On Monday evening I went shopping (although I didn’t buy anything!) with a few of my co-workers, including Niraan the librarian, Noor the data enterer, and Raheer…I forget her title. In my area, Tala3 Al-Ali exists a street of clothing stores offering Western-style apparel at inexpensive prices. Because I suspect they are factory overstocks, or items that didn’t sell well, one often needs to search to find something suitable, but the four of us spent several hours happily plying through various racks, laughing at some of the absurd fashions, and conversing in a mellifluous mix of Arabic and English.
Hmmmm…let’s see…this week has otherwise been quite mundane. I currently have the house to myself. Jess is meeting some family friends in Jerusalem, and Kathy is, you guessed it, in Wadi Rum with Fadii. Originally, I and one other friend had planned to accompany her and also witness a horse race through the desert. I assumed we would be staying at Rebhe’s camp for free, as before, particularly since Fadii invited us to join him. However, when I tried to confirm this with Kathy, she told me I would be paying for my accommodation. So much for Bedouin hospitality…I suppose it only extends as far as their hopes of sleeping with me. So, rather than waste a fair amount of money on another unenjoyable experience in Rebhe’s camp, I cancelled my plans and will spend the weekend in Amman. Besides, this new teaching gig of mine runs 6 days a week, so breaking away on the weekends (i.e. to Syria) is temporarily impossible until they find a new teacher. Just as well, because then I can’t spend money J
In about 10 minutes I am embarking on a Christian experience in Amman.

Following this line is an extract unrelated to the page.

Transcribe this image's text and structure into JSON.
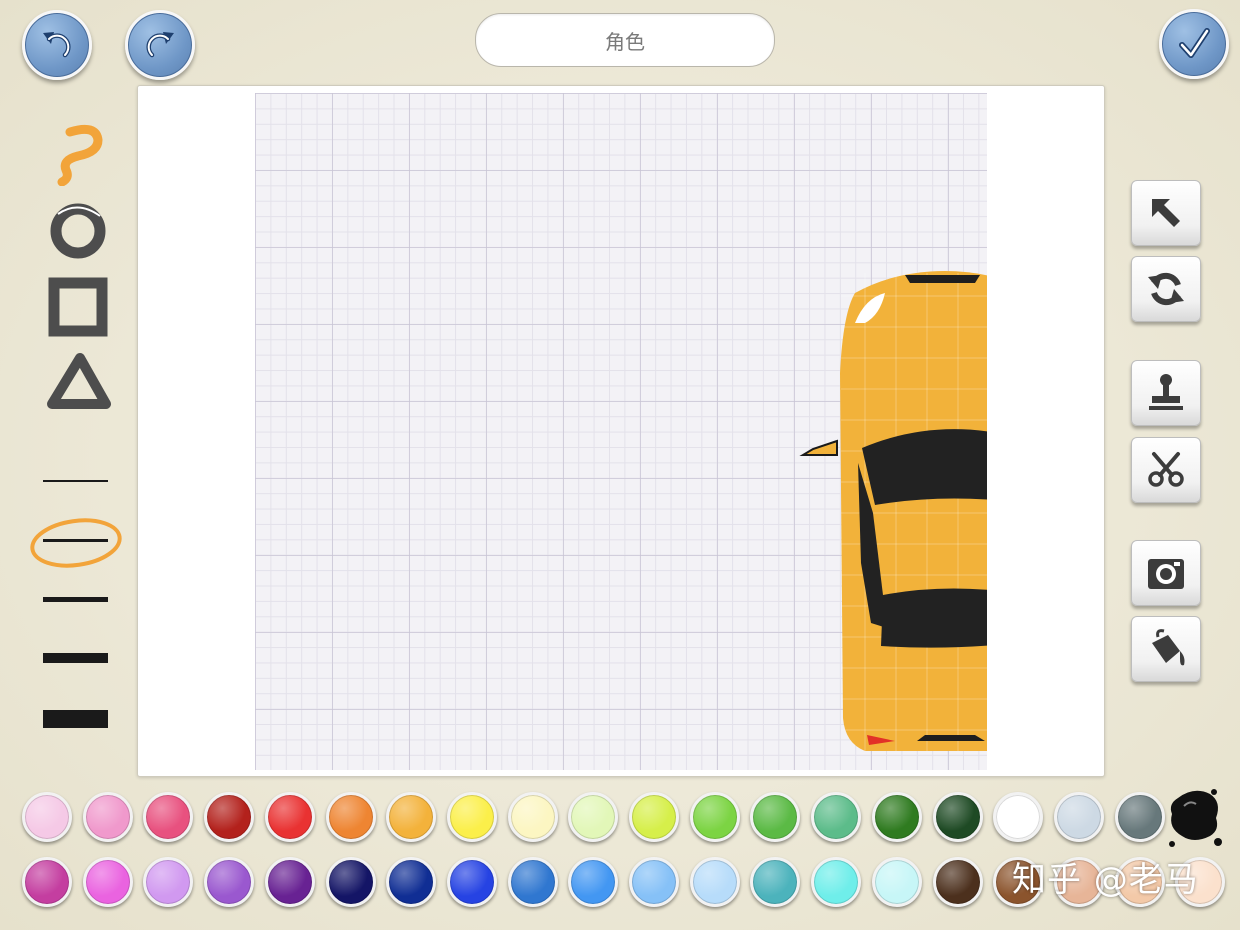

The British character in class (not Cute Brit, we’ll call this one Cambridge Brit) invited me to join him at a church service tonight. As it will be conducted entirely in Arabic, wish me luck!!!